Instructions for the task: Search term "heart": please copy every line of the records below that contains it.

Entries shown:
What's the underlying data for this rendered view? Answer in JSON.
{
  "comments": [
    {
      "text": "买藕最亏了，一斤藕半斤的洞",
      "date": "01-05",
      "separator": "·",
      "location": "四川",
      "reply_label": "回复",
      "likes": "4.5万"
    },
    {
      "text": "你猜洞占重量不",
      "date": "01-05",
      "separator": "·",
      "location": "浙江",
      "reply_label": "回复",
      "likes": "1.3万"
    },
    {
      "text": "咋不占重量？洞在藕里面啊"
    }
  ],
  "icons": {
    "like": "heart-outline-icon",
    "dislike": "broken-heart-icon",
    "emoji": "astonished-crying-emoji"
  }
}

Task response:
    "like": "heart-outline-icon",
    "dislike": "broken-heart-icon",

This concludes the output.